◆ **Aim of the task**: Only lines containing "icon" belong in the answer, each copied from the entries below.

◆ **Data**:

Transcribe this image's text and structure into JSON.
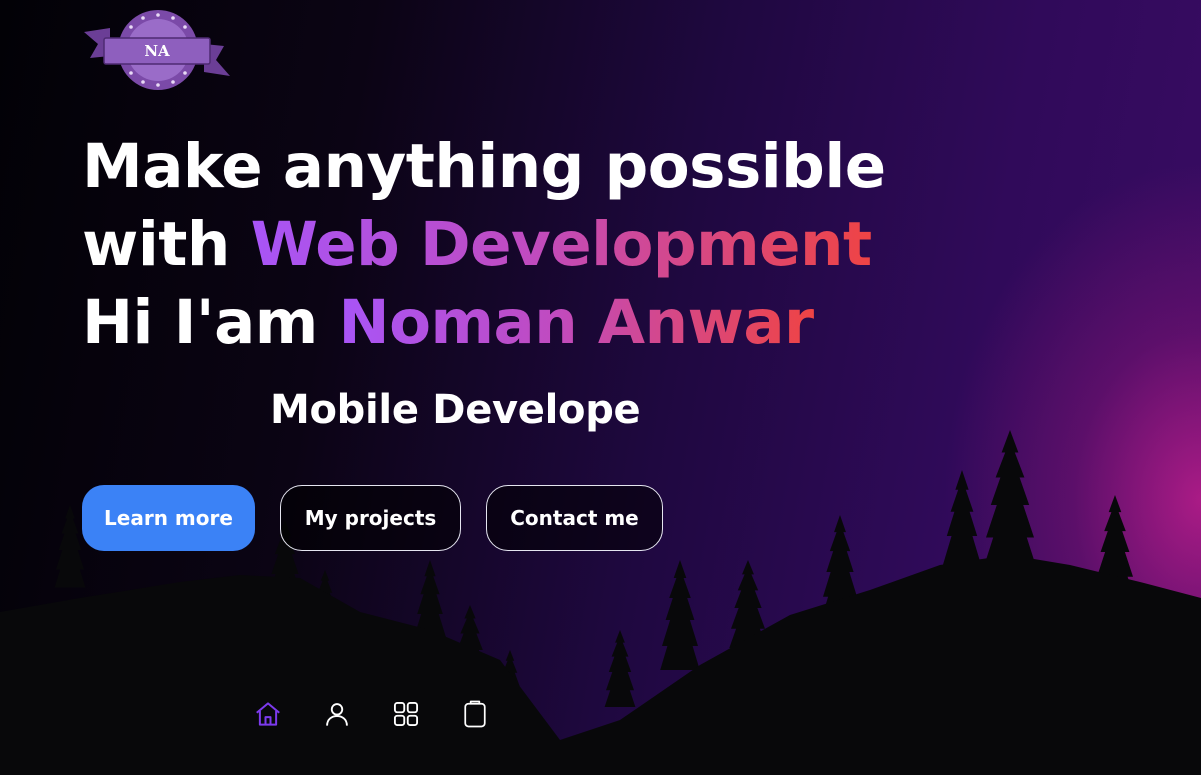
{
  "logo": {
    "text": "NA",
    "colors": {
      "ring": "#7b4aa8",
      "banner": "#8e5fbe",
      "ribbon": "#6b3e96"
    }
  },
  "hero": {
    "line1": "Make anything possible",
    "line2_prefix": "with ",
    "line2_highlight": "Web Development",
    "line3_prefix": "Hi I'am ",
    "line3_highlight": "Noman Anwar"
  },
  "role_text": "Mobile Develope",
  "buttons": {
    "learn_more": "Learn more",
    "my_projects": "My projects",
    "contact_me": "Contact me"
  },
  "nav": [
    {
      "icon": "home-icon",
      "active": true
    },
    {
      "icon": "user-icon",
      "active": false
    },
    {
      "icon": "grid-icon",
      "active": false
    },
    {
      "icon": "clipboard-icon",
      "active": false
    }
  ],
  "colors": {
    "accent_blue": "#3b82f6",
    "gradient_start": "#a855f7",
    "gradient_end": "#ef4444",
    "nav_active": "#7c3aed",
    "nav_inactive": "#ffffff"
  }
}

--

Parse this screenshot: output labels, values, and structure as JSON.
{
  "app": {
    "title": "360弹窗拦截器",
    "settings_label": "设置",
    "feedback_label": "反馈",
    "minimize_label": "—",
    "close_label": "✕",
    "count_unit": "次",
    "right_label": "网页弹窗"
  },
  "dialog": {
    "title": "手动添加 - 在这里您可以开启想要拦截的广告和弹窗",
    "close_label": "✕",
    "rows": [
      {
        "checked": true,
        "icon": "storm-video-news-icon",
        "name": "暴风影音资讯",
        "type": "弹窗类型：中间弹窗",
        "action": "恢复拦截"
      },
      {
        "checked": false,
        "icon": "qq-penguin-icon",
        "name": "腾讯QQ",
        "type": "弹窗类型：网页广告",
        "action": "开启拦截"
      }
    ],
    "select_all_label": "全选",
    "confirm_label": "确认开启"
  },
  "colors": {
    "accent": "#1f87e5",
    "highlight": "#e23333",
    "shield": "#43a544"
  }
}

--

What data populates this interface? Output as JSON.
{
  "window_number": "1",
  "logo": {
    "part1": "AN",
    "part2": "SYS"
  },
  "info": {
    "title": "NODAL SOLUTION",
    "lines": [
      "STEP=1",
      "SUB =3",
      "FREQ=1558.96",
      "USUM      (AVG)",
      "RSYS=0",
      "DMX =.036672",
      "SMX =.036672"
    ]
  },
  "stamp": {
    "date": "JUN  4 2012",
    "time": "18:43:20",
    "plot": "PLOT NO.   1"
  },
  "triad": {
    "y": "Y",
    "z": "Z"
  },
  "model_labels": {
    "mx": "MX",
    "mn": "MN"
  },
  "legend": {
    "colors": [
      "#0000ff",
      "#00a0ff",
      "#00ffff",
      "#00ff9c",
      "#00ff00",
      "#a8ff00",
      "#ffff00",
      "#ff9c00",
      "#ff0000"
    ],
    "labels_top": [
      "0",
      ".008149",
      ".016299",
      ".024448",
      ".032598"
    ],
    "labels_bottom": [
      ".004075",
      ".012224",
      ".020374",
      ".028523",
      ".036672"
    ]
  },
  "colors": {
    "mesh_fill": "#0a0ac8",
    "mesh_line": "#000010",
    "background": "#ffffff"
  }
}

◆ **Your solution**:
      "icon": "home-icon",
      "icon": "user-icon",
      "icon": "grid-icon",
      "icon": "clipboard-icon",
        "icon": "storm-video-news-icon",
        "icon": "qq-penguin-icon",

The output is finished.